Before I go too far it would be instructive to take a look at league average for these four categories. The league average for strikeouts per nine innings was 6.57, so four of the six starting pitchers were above that mark. The league average for walks per nine innings was 3.29 and we have four starters better than that. The league ratio is exactly 2.00. The same four pitchers are above average.
The league average for home runs per nine innings is 1.02. I want everyone to notice that Brandon Backe is below the league average in every category. This seriously worries me. Usually, strikeout rates don't increase, so the hope for him is that he can cut into his walks considerably. His home run rate is not significantly above average, so that might be enough to get Backe to make a significant jump. The interesting debate will be between Rodriguez and Astacio.

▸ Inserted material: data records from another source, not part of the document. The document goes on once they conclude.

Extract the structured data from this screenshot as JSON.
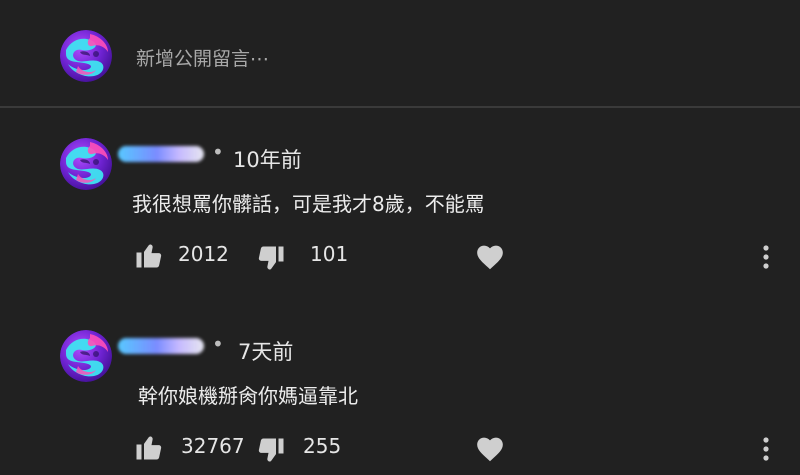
{
  "add_comment": {
    "placeholder": "新增公開留言⋯"
  },
  "comments": [
    {
      "timestamp": "10年前",
      "text": "我很想罵你髒話，可是我才8歲，不能罵",
      "likes": "2012",
      "dislikes": "101"
    },
    {
      "timestamp": "7天前",
      "text": "幹你娘機掰肏你媽逼靠北",
      "likes": "32767",
      "dislikes": "255"
    }
  ],
  "meta_separator": "•",
  "colors": {
    "background": "#212121",
    "divider": "#3a3a3a",
    "text": "#e8e8e8",
    "placeholder": "#a8a8a8",
    "icon": "#cfcfcf",
    "avatar_purple": "#7a2fd8",
    "avatar_cyan": "#3fe3f0",
    "avatar_pink": "#ff4fb8"
  },
  "icons": {
    "avatar": "swirl-orb-avatar",
    "like": "thumbs-up-icon",
    "dislike": "thumbs-down-icon",
    "heart": "heart-icon",
    "more": "more-vertical-icon"
  }
}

The conventional wisdom says Rodriguez is the better bet, but judging by these numbers it might actually be Astacio. He already has an excellent strikeout rate and SO/BB ratio. We have to hope the home run rate won't be as high as last season. Rodriguez was below average in every category like Backe. This does not bode well for the future. He had the lowest strikeout rate which means he's the most hittable. Interestingly enough, Clemens may have been the third best starter on the team last year according to DIPS. Interesting indeed. It's possible that Clemens could fall to Oswalt levels even if he pitches exactly like last season.

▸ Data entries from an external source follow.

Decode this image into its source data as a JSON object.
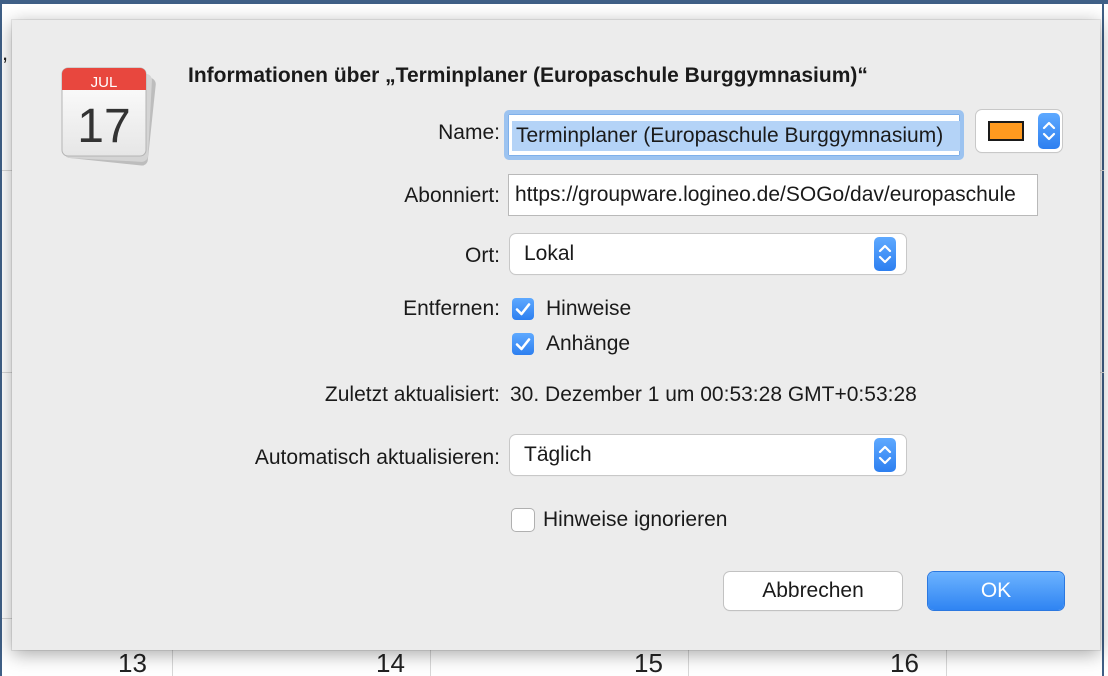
{
  "background": {
    "day_numbers": [
      "13",
      "14",
      "15",
      "16"
    ]
  },
  "icon": {
    "name": "calendar-app-icon",
    "month": "JUL",
    "day": "17"
  },
  "dialog": {
    "title": "Informationen über „Terminplaner (Europaschule Burggymnasium)“",
    "name_label": "Name:",
    "name_value": "Terminplaner (Europaschule Burggymnasium)",
    "color_accent": "#ff9a1f",
    "subscribed_label": "Abonniert:",
    "subscribed_value": "https://groupware.logineo.de/SOGo/dav/europaschule",
    "location_label": "Ort:",
    "location_value": "Lokal",
    "remove_label": "Entfernen:",
    "remove_alerts_label": "Hinweise",
    "remove_alerts_checked": true,
    "remove_attachments_label": "Anhänge",
    "remove_attachments_checked": true,
    "last_updated_label": "Zuletzt aktualisiert:",
    "last_updated_value": "30. Dezember 1 um 00:53:28 GMT+0:53:28",
    "auto_refresh_label": "Automatisch aktualisieren:",
    "auto_refresh_value": "Täglich",
    "ignore_alerts_label": "Hinweise ignorieren",
    "ignore_alerts_checked": false,
    "cancel_label": "Abbrechen",
    "ok_label": "OK"
  }
}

The Free Agent Game
If we look at the free agency list we see a few big names that might end up switching teams. A.J. Burnett is the biggest name, but there are also interesting names like Kevin Millwood and Matt Morris. Others out there like Jeff Weaver, Jarrod Washburn, Esteban Loiaza, and Kenny Rogers are available. DIPS can help us find the imposters and when we go back three seasons we get more concrete evidence.

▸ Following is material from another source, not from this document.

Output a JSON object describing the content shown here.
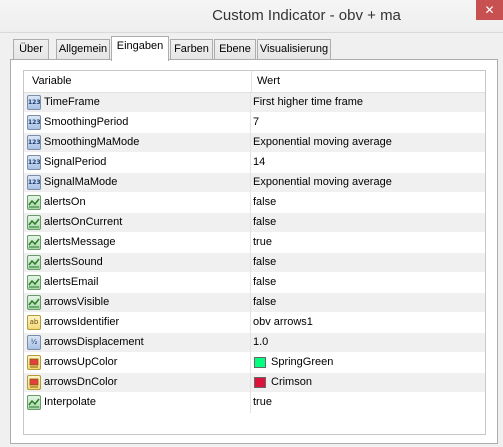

SO/9 BB/9 Ratio HR/9 A.J. Burnett 8.49 3.45 2.46 0.59 Kevin Millwood 7.14 2.57 2.78 0.86 Matt Morris 5.84 2.10 2.78 1.22 Jeff Weaver 6.01 2.34 2.57 1.04 Jarrod Washburn 5.02 2.44 2.06 1.23 Esteban Loaiza 7.14 2.62 2.73 0.96 Kenny Rogers 4.92 2.53 1.94 0.91
Of course, none of these guys are on our current radar, so I have no bounds about analyzing them. The teams that signs Kenny Rogers is going to be in for a rude awakening. He has been doing it with smoke and mirrors for a couple of seasons and that will probably come crashing down. The source of the problem is that he is extremely hittable.
The best bargain of the pitchers listed is probably Kevin Millwood. He is coming off of a sub-par season in terms of won-loss record, but it was a terrific season otherwise. A.J. Burnett is the prize that everyone wants and his strikeout rate shows he is hard to hit, but he also walked nearly one more hitter an inning more than everyone else. As for the Morris's, Weaver's, and Washburn's, buyers need to be careful not to overspend. The home run rates make them end of the rotation type pitchers. If they get front of the rotation money it will be money wasted.
Where do the Astros go?
Starting pitching happens to be one of the key areas where the Astros have depth in their farm system. Jason Hirsh seems to be the newest stud on the horizon, but we should never forget Taylor Bucholz. Hirsh might not be ready in 2006 (at least in April), but he could become a factor by mid-season. So, Rodriguez and Astacio might not have as long as leash as we might think.
These young pitchers also make it harder for the Astros to sign a veteran pitcher to any kind of long-term contract. If the club wants to make a trade they may have some options with these young pitchers, but Purpura has more of a proprietary attitude towards those young players than Hunsicker did. The odds are very long that we will see any kind of additional veteran presence in the rotation. The bullpen might be a different concern, but we'll get to that next time.